The Sponsor Trap
As the sponsor company, you may be resistant to some of the ideas presented in this article. For the sake of your clinical trial, please read on with an open mind. In this article we discuss what not to do when working with sites, to ensure your trial has a smooth execution. The “Sponsor Trap” describes the mindset that sites work for you and your study, rather than recognizing that you and your study are competing for sites’ time and attention alongside many other studies. Don’t fall into the Sponsor Trap. Rather than nagging and micromanaging site staff, be upfront about the needs and burden of your study, and strive to give sites the best experience possible.
Here are some general principles to help you avoid falling into the Sponsor Trap:
- Your study is one of approximately a dozen that each coordinator is working on. Said differently, there may be only a few hours a week that coordinators can dedicate to your study -- and those hours will occur only when their schedule allows. How can you make your coordinators feel as supported as possible, at the time(s) they need your support? Are you being respectful of their time by minimizing your ask?
- Your study is one of a thousand things on the minds of investigators. While most have good intentions of enrolling into your study, you’ll have to compete for their mindshare. Can you design your device and your study to provide the smoothest and best experience possible? What makes your device/study clinically important?
- Any activity that requires the site’s time should include compensation. Think about the effort that’s required to pre-screen patients for a study with stringent inclusion/exclusion criteria. Are you compensating sites for the time it takes to pre-screen patients for your study, or erroneously expecting that other study payments (e.g., startup fees or actual enrolled subject per-visit fees) will provide compensation for this time?
- Shield sites from internal corporate pressures. See every ask of sites as potentially straining on the relationship, and as such, save your asks for the times that really matter. Is it worth pressuring a site to get activated before the holiday season when realistically they’re not going to enroll until mid-January anyway?
Consider two anecdotes from past studies we’ve worked on as examples of what not to do during your clinical study.
Anecdote #1: We once worked as FCEs on a study where the sponsor company contracted with a large CRO to manage site startup. The CRO employees were emailing and calling sites more than three times a week (in some cases, every day!) to check on the status of budgets, contracts, and IRB approval. When it finally came time for the SIV at one of the sites, the research manager commented that the constant badgering from the CRO was the worst study startup process they had ever experienced. The principal investigator was also standoffish, after hearing that the research staff were rubbed the wrong way. Needless to say, the site collected its startup fee and never looked at the study again, enrolling zero subjects (and quite possibly not screening a single candidate either).

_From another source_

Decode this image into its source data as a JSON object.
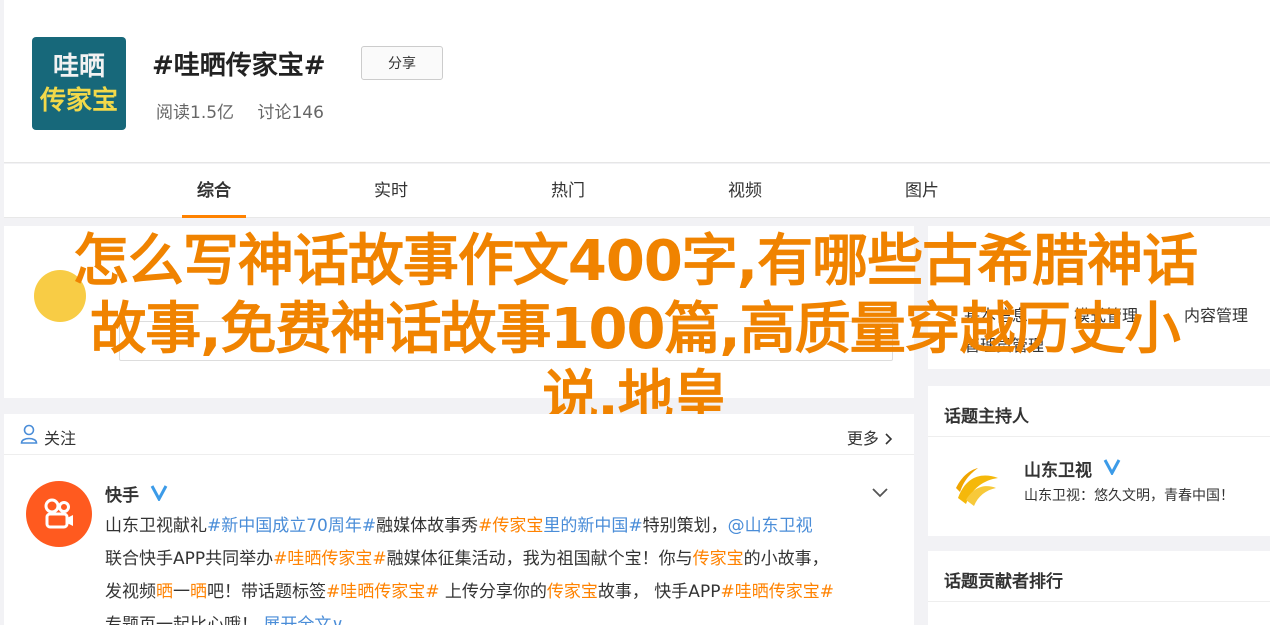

We recommend avoiding that scenario by determining a mutually agreeable follow-up plan with site personnel. The Site Evaluation Visit (SEV) is a great time to discuss how they would like you to check-in about the activation process, and the Site Initiation Visit (SIV) is the ideal time to discuss how they would like you to check-in about screening and enrollment. For example, if the site says they expect the contract to take four weeks to finalize, ask if after four weeks have passed you can start checking-in with them once a week until it is complete. Also, rather than pushing for small milestones, like a signature on a form, keep the broader goal of on-time study completion at the forefront of your mind. Shield sites from internal pressures you are feeling from upper management. Patience and communication, rather than micromanagement, are instrumental to healthy and productive site relationships.

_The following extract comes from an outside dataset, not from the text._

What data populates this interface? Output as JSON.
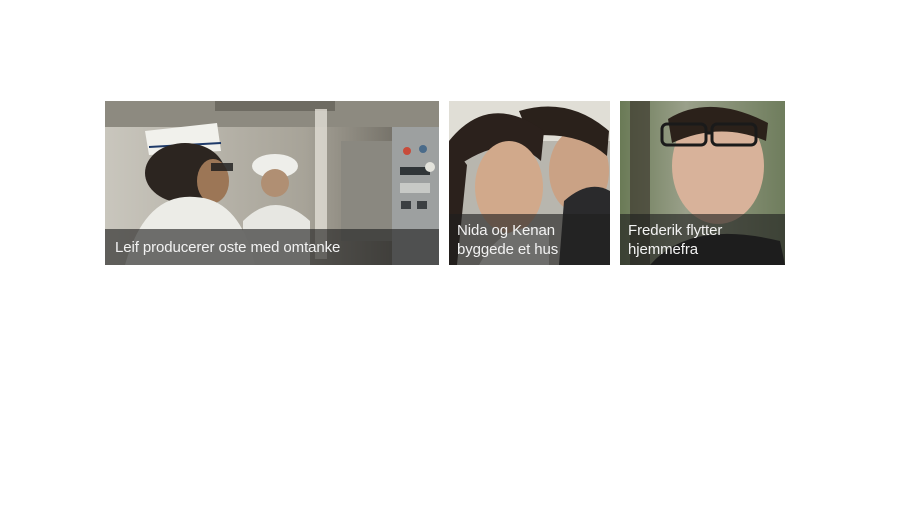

Anecdote #2: Our team of FCEs supported a trial in which the investigational product required preparation in the OR. During the study kickoff meeting, the Investigators and Research Coordinators were informed that mixing and preparing the product was “simple” and that detailed instructions would be given to site staff for reference. In reality, the process that was anything but simple, and sites were only given the small-print package insert as directions for use. Our FCE team spent many hours with the Sponsor and their graphic designer developing a laminated visual aid to assist the Coordinators and OR staff. In total, the preparation of the product and subsequent measuring of unused product added a significant amount of operating room time to the surgery, and also required the OR staff to reconfigure their workflow to accommodate the product. While this sort of thing is not unusual for investigational surgical devices, the mistake was that the Sponsor did not set expectations clearly in advance, resulting in frustration for sites early on in the study.
Communicate to your sites all of the things you’ll need them to do for your study well in advance of enrollment. In fact, expect anything that was not disclosed prior to and factored into budget negotiations to be de-prioritized by sites. If you ask sites to provide detailed data on their pre-screening efforts but did not include compensation for this in the study budget, expect very few sites to deliver on what you want (and rightfully so, as sites cannot work for free). And if the intraoperative requirements of your device and study are more onerous than what was communicated during activation, they may simply focus on enrolling into other studies.
As a team of consultant field clinical engineers (FCEs), we at FCE Source have unique insights into what does and doesn’t work when working with study sites. We help our clients avoid falling into the Sponsor Trap, which in turn helps them complete their studies in a more timely manner. Equally importantly, it keeps sites happy and forges a strong long-term relationship between the sites and sponsor. Consult with us before well before your trial begins to maximize your chances for a smooth rollout and execution. Contact us today at firstname.lastname@example.org.